By Tony Obiecina and Mathew Dadiya, Abuja
The Bureau of Public Enterprises (BPE) said it has so far contributed N135bn out of the N220bn it is expected to generate for the 2019 fiscal budget.
The Director General of the agency, Mr. Alex Okoh disclosed this at an interactive forum with the Senate Committee on Privatisation at the National Assembly.
The privatization agency in a statement on Sunday by the Head of Communication, Amina Othman said the Bureau was expected to contribute N220bn in line with the Medium-Term Framework submitted by the Federal Government to the National Assembly for 2019 budget.
She quoted the Director General as saying that the N135bn was generated through the sale of the Afam Electricity Generation Company (Afam Power Plc and Afam Three Fast Power Limited),re-privatisation of the Yola Electricity Distribution Company (YEDC) and sale of 29 percent Federal Government’s shares in the Geregu Power plant.
Okoh while calling on the National Assembly to critically look at the funding framework for the Bureau, expressed optimism that BPE would meet its target for the 2020 fiscal budget.
He regretted that out of the N2bn allocated to the Bureau yearly from the national purse for its operations, N1.5bn is for staff emoluments through the Integrated Pay role and Personnel Information System (IPPIS) and “of the N500m that is supposed to come to the Bureau for overheads and capital expenditure, only about 15 percent of the amount is eventually released to the Bureau against what is obtained in other revenue generating agencies of the Federal Government”.
The Director General advised the Federal Government to give consideration to the privatisation of federal government-owned enterprises to fund the N10.33trillion 2020 budget, with a total deficit of N2.28trillion and decried a situation where the state-owned enterprises place an undue pressure on the lean public purse by way of subventions.

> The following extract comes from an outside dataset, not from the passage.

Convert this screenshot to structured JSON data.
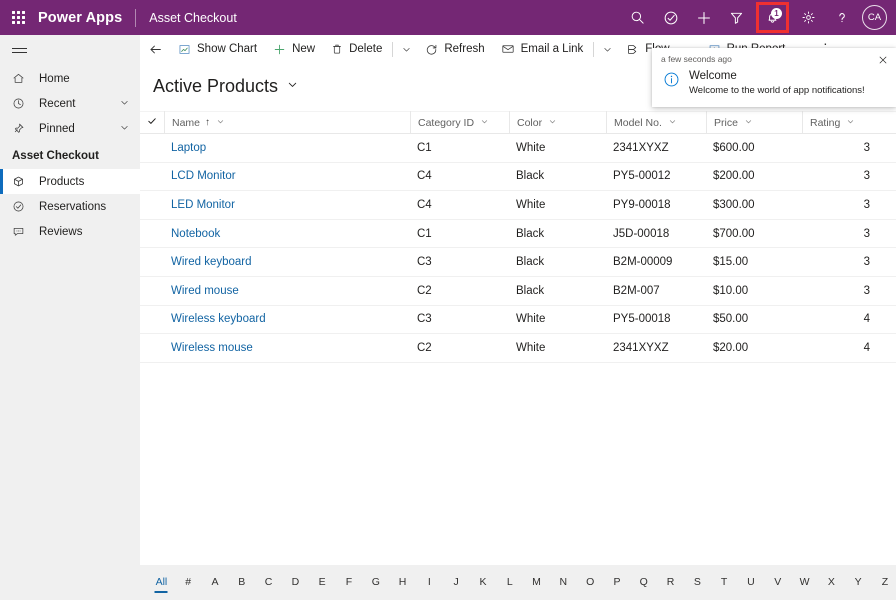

He noted that there was no justification for the ritual of yearly budget deficit with local and external borrowings when there were national assets that could be converted into liquidity to fund the government’s fiscal programmes.

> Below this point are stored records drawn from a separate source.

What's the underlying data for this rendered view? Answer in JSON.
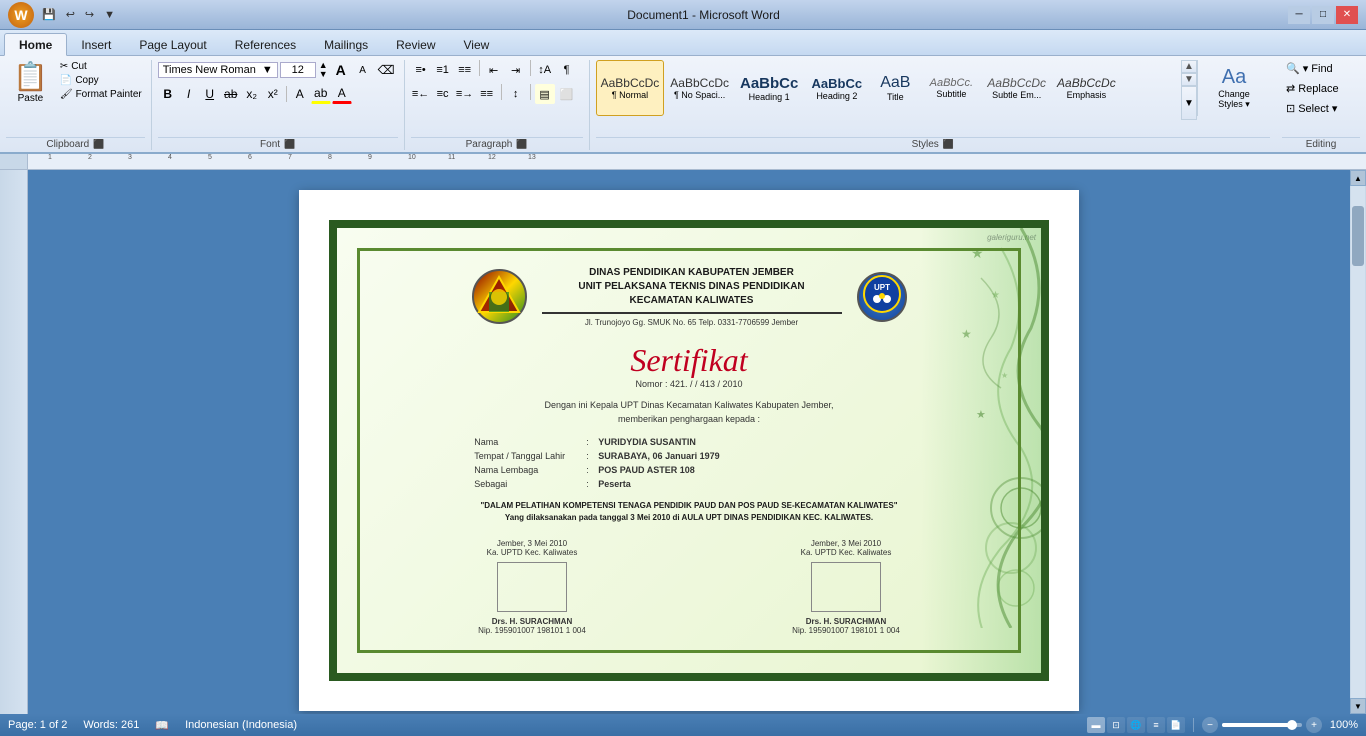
{
  "titleBar": {
    "title": "Document1 - Microsoft Word",
    "windowControls": {
      "minimize": "─",
      "maximize": "□",
      "close": "✕"
    }
  },
  "tabs": [
    {
      "id": "home",
      "label": "Home",
      "active": true
    },
    {
      "id": "insert",
      "label": "Insert",
      "active": false
    },
    {
      "id": "pageLayout",
      "label": "Page Layout",
      "active": false
    },
    {
      "id": "references",
      "label": "References",
      "active": false
    },
    {
      "id": "mailings",
      "label": "Mailings",
      "active": false
    },
    {
      "id": "review",
      "label": "Review",
      "active": false
    },
    {
      "id": "view",
      "label": "View",
      "active": false
    }
  ],
  "clipboard": {
    "groupLabel": "Clipboard",
    "pasteLabel": "Paste",
    "cutLabel": "Cut",
    "copyLabel": "Copy",
    "formatPainterLabel": "Format Painter"
  },
  "font": {
    "groupLabel": "Font",
    "fontName": "Times New Roman",
    "fontSize": "12",
    "boldLabel": "B",
    "italicLabel": "I",
    "underlineLabel": "U",
    "strikeLabel": "ab",
    "subscriptLabel": "x₂",
    "superscriptLabel": "x²",
    "highlightLabel": "ab",
    "colorLabel": "A"
  },
  "paragraph": {
    "groupLabel": "Paragraph"
  },
  "styles": {
    "groupLabel": "Styles",
    "items": [
      {
        "id": "normal",
        "preview": "AaBbCcDc",
        "label": "¶ Normal",
        "active": true
      },
      {
        "id": "noSpacing",
        "preview": "AaBbCcDc",
        "label": "¶ No Spaci..."
      },
      {
        "id": "heading1",
        "preview": "AaBbCc",
        "label": "Heading 1"
      },
      {
        "id": "heading2",
        "preview": "AaBbCc",
        "label": "Heading 2"
      },
      {
        "id": "title",
        "preview": "AaB",
        "label": "Title"
      },
      {
        "id": "subtitle",
        "preview": "AaBbCc.",
        "label": "Subtitle"
      },
      {
        "id": "subtleEmphasis",
        "preview": "AaBbCcDc",
        "label": "Subtle Em..."
      },
      {
        "id": "emphasis",
        "preview": "AaBbCcDc",
        "label": "Emphasis"
      }
    ],
    "changeStyles": "Change Styles",
    "selectLabel": "Select ▾"
  },
  "editing": {
    "groupLabel": "Editing",
    "findLabel": "▾ Find",
    "replaceLabel": "Replace",
    "selectLabel": "Select ▾"
  },
  "document": {
    "cert": {
      "orgLine1": "DINAS PENDIDIKAN KABUPATEN JEMBER",
      "orgLine2": "UNIT PELAKSANA TEKNIS DINAS PENDIDIKAN",
      "orgLine3": "KECAMATAN KALIWATES",
      "orgAddress": "Jl. Trunojoyo Gg. SMUK No. 65 Telp. 0331-7706599 Jember",
      "title": "Sertifikat",
      "nomor": "Nomor : 421.  /  / 413 / 2010",
      "bodyLine1": "Dengan ini Kepala UPT Dinas Kecamatan Kaliwates Kabupaten Jember,",
      "bodyLine2": "memberikan penghargaan kepada :",
      "namaLabel": "Nama",
      "namaValue": "YURIDYDIA SUSANTIN",
      "ttlLabel": "Tempat / Tanggal Lahir",
      "ttlValue": "SURABAYA, 06 Januari 1979",
      "lembagaLabel": "Nama Lembaga",
      "lembagaValue": "POS PAUD ASTER 108",
      "sebagaiLabel": "Sebagai",
      "sebagaiValue": "Peserta",
      "highlight": "\"DALAM PELATIHAN KOMPETENSI TENAGA PENDIDIK PAUD DAN POS PAUD SE-KECAMATAN KALIWATES\"\nYang dilaksanakan pada tanggal 3 Mei 2010 di AULA UPT DINAS PENDIDIKAN KEC. KALIWATES.",
      "sigDate1": "Jember, 3 Mei 2010",
      "sigTitle1": "Ka. UPTD Kec. Kaliwates",
      "sigName1": "Drs. H. SURACHMAN",
      "sigNip1": "Nip. 195901007 198101 1 004",
      "sigDate2": "Jember, 3 Mei 2010",
      "sigTitle2": "Ka. UPTD Kec. Kaliwates",
      "sigName2": "Drs. H. SURACHMAN",
      "sigNip2": "Nip. 195901007 198101 1 004",
      "watermark": "galeriguru.net"
    }
  },
  "statusBar": {
    "pageInfo": "Page: 1 of 2",
    "wordCount": "Words: 261",
    "language": "Indonesian (Indonesia)",
    "zoomLevel": "100%"
  }
}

“It is not good to keep borrowing on a yearly basis to finance deficit budget when a lot of very valuable national assets are lying fallow and moribund. Proceeds from outright privatisation or concession of the moribund assets, should serve as veritable sources in funding the budget since the assets are more or less, becoming national liabilities”, he added.